Work item: Where the word "color" appears in a line of the entries below, count that line and give the total alone.

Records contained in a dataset
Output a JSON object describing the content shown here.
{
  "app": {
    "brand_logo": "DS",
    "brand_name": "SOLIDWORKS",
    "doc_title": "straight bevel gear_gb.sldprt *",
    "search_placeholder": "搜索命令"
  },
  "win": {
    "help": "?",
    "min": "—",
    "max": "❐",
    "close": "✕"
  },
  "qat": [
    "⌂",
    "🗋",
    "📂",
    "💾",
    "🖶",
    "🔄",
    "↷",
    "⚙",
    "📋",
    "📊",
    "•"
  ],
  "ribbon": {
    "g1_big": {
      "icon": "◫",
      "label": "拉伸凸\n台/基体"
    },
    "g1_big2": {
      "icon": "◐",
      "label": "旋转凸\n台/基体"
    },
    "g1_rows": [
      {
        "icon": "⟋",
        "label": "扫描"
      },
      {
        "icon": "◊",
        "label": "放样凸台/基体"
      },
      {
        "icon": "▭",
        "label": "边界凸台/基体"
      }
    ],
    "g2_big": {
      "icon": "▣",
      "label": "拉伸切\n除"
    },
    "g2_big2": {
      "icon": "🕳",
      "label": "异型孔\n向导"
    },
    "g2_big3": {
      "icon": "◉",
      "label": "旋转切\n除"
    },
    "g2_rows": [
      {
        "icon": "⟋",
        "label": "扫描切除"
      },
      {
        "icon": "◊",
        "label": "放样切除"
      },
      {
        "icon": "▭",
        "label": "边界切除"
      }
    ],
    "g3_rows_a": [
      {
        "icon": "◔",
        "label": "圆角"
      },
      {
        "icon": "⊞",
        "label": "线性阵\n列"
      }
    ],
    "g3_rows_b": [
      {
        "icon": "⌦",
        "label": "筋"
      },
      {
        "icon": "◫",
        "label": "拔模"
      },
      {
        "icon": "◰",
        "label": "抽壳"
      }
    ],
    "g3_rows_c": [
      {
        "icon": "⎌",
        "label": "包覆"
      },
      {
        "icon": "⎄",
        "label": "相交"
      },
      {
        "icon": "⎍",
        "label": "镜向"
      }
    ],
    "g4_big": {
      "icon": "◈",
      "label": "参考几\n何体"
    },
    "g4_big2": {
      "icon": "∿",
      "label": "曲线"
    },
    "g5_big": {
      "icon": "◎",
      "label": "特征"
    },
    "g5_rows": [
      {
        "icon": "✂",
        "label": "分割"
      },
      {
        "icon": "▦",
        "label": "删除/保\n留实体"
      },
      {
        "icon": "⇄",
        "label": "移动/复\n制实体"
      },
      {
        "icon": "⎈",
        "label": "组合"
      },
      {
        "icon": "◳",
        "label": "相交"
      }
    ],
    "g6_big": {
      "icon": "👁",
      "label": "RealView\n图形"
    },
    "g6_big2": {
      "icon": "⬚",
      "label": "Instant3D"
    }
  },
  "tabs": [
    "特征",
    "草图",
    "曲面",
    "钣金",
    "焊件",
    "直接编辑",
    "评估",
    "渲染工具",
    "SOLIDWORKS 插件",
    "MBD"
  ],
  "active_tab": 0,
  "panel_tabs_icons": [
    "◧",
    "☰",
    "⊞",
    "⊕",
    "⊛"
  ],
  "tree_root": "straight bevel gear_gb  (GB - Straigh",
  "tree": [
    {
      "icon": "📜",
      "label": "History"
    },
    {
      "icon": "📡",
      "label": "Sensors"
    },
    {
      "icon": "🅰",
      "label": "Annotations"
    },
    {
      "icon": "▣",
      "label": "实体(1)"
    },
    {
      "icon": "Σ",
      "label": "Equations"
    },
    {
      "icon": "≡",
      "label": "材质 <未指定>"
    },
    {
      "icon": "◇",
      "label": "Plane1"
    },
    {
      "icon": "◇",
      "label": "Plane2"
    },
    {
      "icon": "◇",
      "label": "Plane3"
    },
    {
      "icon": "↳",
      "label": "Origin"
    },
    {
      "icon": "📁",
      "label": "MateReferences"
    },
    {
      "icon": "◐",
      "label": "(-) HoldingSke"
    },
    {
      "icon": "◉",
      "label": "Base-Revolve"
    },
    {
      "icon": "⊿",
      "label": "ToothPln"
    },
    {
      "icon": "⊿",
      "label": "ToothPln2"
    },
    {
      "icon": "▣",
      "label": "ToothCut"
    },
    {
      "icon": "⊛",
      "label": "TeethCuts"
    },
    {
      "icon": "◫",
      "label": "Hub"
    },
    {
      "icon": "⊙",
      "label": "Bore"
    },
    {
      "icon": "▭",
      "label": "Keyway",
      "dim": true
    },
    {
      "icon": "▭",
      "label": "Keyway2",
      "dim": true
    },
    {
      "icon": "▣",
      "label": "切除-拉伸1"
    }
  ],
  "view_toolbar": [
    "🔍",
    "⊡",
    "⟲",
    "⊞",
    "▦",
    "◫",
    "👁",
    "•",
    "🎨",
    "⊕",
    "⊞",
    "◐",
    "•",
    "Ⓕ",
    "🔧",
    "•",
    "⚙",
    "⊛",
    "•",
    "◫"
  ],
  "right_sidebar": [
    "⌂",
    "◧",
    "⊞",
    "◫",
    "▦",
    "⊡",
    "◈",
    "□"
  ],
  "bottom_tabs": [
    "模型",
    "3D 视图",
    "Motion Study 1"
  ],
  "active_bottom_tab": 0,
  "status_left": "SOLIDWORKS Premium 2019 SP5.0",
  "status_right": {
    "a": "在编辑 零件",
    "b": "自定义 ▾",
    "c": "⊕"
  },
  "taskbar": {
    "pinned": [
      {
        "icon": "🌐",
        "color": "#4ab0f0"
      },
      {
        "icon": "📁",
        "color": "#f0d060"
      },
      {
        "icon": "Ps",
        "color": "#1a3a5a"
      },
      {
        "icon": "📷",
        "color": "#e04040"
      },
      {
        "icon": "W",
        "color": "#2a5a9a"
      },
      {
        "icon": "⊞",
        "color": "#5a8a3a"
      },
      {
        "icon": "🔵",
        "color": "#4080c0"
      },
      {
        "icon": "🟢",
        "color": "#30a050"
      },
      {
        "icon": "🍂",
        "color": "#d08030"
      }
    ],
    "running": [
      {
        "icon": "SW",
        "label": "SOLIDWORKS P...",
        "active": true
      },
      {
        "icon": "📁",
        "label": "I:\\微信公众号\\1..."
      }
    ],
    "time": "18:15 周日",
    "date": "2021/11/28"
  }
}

Result for this task: 9